-- EXERCISE DESCRIPTION --
Filter the records below for the word "Details". Copy each line that holds it.

-- DATA FOR PROCESSING --

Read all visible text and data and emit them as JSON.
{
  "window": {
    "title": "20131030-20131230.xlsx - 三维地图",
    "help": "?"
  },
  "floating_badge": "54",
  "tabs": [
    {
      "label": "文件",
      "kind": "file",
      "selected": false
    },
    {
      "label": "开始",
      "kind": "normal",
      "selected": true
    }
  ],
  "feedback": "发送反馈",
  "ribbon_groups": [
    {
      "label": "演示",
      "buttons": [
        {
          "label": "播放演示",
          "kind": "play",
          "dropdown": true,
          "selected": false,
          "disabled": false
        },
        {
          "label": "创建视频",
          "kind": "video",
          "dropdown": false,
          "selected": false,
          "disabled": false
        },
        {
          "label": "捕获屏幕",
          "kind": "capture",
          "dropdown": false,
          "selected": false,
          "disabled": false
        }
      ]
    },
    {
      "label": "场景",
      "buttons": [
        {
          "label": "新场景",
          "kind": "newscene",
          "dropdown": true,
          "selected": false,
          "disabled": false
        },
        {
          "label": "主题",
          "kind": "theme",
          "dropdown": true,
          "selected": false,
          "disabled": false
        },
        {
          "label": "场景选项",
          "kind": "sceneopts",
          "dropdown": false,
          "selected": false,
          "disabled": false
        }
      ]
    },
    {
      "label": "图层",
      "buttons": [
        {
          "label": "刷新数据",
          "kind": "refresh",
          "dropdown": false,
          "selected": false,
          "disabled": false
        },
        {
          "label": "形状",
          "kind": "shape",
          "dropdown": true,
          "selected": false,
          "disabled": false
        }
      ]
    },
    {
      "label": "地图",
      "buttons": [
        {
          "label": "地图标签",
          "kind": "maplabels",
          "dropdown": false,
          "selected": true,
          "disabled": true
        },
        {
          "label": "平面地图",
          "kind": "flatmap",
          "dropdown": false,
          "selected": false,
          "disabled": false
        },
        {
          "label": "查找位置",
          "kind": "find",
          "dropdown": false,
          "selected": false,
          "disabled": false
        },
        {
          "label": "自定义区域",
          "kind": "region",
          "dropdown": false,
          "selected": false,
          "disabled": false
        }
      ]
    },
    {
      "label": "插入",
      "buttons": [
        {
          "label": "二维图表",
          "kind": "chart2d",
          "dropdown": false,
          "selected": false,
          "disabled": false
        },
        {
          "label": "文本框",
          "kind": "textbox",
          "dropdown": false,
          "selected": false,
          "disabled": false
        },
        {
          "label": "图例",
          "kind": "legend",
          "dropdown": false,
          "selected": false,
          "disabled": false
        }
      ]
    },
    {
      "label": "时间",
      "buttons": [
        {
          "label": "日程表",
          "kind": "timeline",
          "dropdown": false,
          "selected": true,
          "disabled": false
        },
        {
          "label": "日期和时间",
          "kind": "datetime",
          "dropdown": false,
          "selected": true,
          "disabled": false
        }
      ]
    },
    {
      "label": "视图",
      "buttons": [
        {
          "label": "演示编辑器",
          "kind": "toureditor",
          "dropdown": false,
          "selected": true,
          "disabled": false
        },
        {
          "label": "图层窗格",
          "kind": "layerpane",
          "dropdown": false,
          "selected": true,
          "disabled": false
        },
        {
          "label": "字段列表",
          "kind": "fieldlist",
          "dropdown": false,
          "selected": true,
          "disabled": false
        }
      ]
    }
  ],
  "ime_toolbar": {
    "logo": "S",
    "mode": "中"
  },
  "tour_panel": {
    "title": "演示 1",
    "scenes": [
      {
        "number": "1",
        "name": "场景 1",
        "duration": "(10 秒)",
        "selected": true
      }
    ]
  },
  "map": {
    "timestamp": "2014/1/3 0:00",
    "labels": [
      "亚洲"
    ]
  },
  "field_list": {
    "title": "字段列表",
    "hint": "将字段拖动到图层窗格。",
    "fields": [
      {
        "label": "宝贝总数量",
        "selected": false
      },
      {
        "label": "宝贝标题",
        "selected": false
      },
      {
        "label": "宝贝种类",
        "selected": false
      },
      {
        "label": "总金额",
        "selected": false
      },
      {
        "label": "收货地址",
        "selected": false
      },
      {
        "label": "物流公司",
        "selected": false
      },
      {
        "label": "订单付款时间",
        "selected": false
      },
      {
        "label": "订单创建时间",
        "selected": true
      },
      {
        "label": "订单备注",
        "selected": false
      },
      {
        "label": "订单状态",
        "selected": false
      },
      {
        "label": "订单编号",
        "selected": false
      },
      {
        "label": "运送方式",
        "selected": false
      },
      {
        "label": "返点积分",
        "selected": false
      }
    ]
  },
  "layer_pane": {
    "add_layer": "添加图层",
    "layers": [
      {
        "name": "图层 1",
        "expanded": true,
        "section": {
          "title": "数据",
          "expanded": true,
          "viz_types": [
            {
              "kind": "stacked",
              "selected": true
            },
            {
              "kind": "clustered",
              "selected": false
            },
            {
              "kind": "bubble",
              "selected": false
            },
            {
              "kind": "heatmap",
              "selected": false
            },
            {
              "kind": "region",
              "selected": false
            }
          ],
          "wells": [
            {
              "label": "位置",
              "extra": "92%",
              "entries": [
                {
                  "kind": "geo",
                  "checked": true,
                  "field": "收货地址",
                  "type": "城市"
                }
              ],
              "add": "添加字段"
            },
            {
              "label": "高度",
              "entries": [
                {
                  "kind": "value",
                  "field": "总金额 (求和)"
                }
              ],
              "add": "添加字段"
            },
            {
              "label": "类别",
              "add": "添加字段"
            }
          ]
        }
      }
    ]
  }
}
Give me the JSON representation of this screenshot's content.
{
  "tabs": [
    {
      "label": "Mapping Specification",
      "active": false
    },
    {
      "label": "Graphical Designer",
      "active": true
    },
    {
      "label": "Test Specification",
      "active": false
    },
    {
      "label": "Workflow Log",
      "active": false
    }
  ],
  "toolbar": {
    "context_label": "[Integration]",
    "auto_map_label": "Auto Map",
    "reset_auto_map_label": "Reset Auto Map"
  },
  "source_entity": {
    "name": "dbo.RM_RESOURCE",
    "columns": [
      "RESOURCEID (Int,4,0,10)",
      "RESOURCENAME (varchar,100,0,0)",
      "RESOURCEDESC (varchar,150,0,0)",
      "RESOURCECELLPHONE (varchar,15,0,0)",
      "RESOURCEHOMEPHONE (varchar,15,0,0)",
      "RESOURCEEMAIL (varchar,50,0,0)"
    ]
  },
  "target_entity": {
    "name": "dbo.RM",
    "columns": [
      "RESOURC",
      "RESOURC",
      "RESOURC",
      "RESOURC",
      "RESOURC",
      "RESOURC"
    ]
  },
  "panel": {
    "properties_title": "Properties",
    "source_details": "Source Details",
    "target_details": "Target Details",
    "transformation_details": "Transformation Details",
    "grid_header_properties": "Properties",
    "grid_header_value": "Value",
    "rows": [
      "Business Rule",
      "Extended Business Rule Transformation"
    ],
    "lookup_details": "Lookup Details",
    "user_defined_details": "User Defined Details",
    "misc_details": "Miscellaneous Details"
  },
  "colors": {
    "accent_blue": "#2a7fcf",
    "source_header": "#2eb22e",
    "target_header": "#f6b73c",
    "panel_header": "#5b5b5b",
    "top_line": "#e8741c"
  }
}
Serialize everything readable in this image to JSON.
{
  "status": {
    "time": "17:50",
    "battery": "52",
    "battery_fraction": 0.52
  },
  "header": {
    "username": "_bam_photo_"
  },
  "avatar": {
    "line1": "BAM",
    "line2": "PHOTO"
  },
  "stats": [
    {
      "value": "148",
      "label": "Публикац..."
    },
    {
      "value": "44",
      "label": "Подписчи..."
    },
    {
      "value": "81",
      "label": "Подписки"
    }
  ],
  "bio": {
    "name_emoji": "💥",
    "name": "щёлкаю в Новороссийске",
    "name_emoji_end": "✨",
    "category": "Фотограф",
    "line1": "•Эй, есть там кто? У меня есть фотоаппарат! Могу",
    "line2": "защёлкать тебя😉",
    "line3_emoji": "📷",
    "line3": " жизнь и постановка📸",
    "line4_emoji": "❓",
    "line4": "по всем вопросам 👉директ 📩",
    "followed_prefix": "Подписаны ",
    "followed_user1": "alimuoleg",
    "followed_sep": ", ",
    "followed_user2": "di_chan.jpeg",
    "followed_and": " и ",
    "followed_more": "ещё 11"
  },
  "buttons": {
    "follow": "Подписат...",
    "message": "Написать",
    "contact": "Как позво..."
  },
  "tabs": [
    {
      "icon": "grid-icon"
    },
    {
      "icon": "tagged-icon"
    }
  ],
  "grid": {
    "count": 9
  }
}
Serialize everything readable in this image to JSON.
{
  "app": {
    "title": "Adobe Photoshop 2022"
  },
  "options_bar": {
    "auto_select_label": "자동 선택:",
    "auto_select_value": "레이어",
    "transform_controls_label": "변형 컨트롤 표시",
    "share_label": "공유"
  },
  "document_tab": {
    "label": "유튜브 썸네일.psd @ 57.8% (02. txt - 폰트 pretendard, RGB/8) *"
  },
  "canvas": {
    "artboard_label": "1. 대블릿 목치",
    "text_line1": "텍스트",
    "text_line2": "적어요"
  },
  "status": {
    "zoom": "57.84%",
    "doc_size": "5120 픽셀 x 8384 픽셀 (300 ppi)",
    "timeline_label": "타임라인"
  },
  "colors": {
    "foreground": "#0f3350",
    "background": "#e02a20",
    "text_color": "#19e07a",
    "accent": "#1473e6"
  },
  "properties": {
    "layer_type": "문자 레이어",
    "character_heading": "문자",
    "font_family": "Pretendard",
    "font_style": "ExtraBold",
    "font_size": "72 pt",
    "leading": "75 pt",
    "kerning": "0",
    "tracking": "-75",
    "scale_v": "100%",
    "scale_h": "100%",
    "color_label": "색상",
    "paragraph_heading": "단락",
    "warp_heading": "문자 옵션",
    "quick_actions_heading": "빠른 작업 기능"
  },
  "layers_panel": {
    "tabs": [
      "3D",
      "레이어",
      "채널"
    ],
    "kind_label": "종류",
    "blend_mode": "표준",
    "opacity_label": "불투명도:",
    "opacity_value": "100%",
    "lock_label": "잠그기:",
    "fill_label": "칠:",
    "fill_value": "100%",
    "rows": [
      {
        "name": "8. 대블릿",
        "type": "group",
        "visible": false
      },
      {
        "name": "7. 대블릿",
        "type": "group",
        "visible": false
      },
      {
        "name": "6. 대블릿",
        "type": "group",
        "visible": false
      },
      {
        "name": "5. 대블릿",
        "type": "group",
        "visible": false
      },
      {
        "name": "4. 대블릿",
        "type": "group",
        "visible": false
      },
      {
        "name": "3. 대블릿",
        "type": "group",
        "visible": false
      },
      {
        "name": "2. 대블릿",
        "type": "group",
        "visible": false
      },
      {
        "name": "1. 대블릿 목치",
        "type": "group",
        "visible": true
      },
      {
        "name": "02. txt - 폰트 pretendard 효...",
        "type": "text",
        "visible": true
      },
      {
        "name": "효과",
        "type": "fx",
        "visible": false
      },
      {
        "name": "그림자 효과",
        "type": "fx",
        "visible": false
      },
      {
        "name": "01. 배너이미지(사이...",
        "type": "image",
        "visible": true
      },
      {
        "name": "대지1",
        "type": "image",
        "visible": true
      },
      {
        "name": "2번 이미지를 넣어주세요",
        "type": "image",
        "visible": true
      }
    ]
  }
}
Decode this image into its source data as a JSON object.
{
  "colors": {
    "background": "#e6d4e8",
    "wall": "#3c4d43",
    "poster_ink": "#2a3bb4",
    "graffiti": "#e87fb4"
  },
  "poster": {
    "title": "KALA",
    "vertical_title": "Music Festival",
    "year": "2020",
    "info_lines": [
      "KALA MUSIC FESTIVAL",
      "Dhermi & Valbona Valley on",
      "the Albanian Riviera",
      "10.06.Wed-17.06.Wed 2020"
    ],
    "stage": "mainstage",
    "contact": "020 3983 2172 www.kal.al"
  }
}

-- ANSWER SECTION --
    "source_details": "Source Details",
    "target_details": "Target Details",
    "transformation_details": "Transformation Details",
    "lookup_details": "Lookup Details",
    "user_defined_details": "User Defined Details",
    "misc_details": "Miscellaneous Details"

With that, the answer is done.